Aim of the exercise | Your task is to retype all of the records below with complete accuracy.
---------- Extracted data
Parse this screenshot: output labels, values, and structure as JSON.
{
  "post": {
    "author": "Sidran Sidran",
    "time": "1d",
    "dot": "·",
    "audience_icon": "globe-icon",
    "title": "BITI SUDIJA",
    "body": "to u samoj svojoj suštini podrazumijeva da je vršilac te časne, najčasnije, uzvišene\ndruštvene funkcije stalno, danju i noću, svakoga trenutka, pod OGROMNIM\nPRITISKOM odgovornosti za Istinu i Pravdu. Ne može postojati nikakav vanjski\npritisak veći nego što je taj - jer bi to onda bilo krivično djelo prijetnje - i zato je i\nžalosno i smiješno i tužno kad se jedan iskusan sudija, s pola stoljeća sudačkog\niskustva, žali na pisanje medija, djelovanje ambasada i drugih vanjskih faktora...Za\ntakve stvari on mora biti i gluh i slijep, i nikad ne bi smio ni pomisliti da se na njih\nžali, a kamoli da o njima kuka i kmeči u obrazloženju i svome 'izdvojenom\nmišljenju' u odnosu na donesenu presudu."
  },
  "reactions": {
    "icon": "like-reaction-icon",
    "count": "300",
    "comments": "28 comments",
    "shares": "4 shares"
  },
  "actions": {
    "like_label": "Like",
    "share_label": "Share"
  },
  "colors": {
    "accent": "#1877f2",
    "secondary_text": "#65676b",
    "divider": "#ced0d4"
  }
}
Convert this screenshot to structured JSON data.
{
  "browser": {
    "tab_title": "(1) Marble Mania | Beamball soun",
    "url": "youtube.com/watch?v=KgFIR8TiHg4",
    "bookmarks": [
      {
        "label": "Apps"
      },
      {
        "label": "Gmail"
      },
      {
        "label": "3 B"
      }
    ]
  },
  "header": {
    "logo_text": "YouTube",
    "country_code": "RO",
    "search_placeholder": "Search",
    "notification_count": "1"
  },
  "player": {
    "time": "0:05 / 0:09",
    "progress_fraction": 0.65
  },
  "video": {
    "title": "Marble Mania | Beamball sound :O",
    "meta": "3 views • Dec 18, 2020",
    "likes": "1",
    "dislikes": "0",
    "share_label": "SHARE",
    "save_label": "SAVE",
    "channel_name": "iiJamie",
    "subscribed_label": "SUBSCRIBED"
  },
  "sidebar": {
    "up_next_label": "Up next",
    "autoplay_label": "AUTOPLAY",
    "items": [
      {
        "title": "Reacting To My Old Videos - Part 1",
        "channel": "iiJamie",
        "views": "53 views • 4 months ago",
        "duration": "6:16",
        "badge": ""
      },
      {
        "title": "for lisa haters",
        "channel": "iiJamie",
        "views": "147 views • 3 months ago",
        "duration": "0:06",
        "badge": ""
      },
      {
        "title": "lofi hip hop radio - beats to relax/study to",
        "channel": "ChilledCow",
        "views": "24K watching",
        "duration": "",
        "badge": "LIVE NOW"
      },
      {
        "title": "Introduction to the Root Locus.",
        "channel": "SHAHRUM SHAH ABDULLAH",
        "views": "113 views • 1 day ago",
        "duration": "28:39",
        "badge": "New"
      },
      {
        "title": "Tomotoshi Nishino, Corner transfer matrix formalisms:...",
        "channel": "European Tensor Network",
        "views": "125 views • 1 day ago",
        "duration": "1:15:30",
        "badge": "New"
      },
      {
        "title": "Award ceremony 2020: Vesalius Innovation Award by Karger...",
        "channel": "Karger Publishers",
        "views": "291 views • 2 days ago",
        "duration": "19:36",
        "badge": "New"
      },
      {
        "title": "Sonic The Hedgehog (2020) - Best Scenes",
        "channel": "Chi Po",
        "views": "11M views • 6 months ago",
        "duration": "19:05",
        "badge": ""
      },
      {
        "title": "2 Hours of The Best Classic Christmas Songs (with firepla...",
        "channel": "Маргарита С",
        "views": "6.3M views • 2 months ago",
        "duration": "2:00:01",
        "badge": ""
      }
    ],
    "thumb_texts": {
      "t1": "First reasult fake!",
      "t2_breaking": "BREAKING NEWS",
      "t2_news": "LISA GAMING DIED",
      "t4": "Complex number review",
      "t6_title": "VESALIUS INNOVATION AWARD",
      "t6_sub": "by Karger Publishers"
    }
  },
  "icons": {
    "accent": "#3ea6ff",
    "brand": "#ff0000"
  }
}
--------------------
Problem solution |
Parse this screenshot: output labels, values, and structure as JSON.
{
  "post": {
    "author": "Sidran Sidran",
    "time": "1d",
    "dot": "·",
    "audience_icon": "globe-icon",
    "title": "BITI SUDIJA",
    "body": "to u samoj svojoj suštini podrazumijeva da je vršilac te časne, najčasnije, uzvišene\ndruštvene funkcije stalno, danju i noću, svakoga trenutka, pod OGROMNIM\nPRITISKOM odgovornosti za Istinu i Pravdu. Ne može postojati nikakav vanjski\npritisak veći nego što je taj - jer bi to onda bilo krivično djelo prijetnje - i zato je i\nžalosno i smiješno i tužno kad se jedan iskusan sudija, s pola stoljeća sudačkog\niskustva, žali na pisanje medija, djelovanje ambasada i drugih vanjskih faktora...Za\ntakve stvari on mora biti i gluh i slijep, i nikad ne bi smio ni pomisliti da se na njih\nžali, a kamoli da o njima kuka i kmeči u obrazloženju i svome 'izdvojenom\nmišljenju' u odnosu na donesenu presudu."
  },
  "reactions": {
    "icon": "like-reaction-icon",
    "count": "300",
    "comments": "28 comments",
    "shares": "4 shares"
  },
  "actions": {
    "like_label": "Like",
    "share_label": "Share"
  },
  "colors": {
    "accent": "#1877f2",
    "secondary_text": "#65676b",
    "divider": "#ced0d4"
  }
}
Convert this screenshot to structured JSON data.
{
  "browser": {
    "tab_title": "(1) Marble Mania | Beamball soun",
    "url": "youtube.com/watch?v=KgFIR8TiHg4",
    "bookmarks": [
      {
        "label": "Apps"
      },
      {
        "label": "Gmail"
      },
      {
        "label": "3 B"
      }
    ]
  },
  "header": {
    "logo_text": "YouTube",
    "country_code": "RO",
    "search_placeholder": "Search",
    "notification_count": "1"
  },
  "player": {
    "time": "0:05 / 0:09",
    "progress_fraction": 0.65
  },
  "video": {
    "title": "Marble Mania | Beamball sound :O",
    "meta": "3 views • Dec 18, 2020",
    "likes": "1",
    "dislikes": "0",
    "share_label": "SHARE",
    "save_label": "SAVE",
    "channel_name": "iiJamie",
    "subscribed_label": "SUBSCRIBED"
  },
  "sidebar": {
    "up_next_label": "Up next",
    "autoplay_label": "AUTOPLAY",
    "items": [
      {
        "title": "Reacting To My Old Videos - Part 1",
        "channel": "iiJamie",
        "views": "53 views • 4 months ago",
        "duration": "6:16",
        "badge": ""
      },
      {
        "title": "for lisa haters",
        "channel": "iiJamie",
        "views": "147 views • 3 months ago",
        "duration": "0:06",
        "badge": ""
      },
      {
        "title": "lofi hip hop radio - beats to relax/study to",
        "channel": "ChilledCow",
        "views": "24K watching",
        "duration": "",
        "badge": "LIVE NOW"
      },
      {
        "title": "Introduction to the Root Locus.",
        "channel": "SHAHRUM SHAH ABDULLAH",
        "views": "113 views • 1 day ago",
        "duration": "28:39",
        "badge": "New"
      },
      {
        "title": "Tomotoshi Nishino, Corner transfer matrix formalisms:...",
        "channel": "European Tensor Network",
        "views": "125 views • 1 day ago",
        "duration": "1:15:30",
        "badge": "New"
      },
      {
        "title": "Award ceremony 2020: Vesalius Innovation Award by Karger...",
        "channel": "Karger Publishers",
        "views": "291 views • 2 days ago",
        "duration": "19:36",
        "badge": "New"
      },
      {
        "title": "Sonic The Hedgehog (2020) - Best Scenes",
        "channel": "Chi Po",
        "views": "11M views • 6 months ago",
        "duration": "19:05",
        "badge": ""
      },
      {
        "title": "2 Hours of The Best Classic Christmas Songs (with firepla...",
        "channel": "Маргарита С",
        "views": "6.3M views • 2 months ago",
        "duration": "2:00:01",
        "badge": ""
      }
    ],
    "thumb_texts": {
      "t1": "First reasult fake!",
      "t2_breaking": "BREAKING NEWS",
      "t2_news": "LISA GAMING DIED",
      "t4": "Complex number review",
      "t6_title": "VESALIUS INNOVATION AWARD",
      "t6_sub": "by Karger Publishers"
    }
  },
  "icons": {
    "accent": "#3ea6ff",
    "brand": "#ff0000"
  }
}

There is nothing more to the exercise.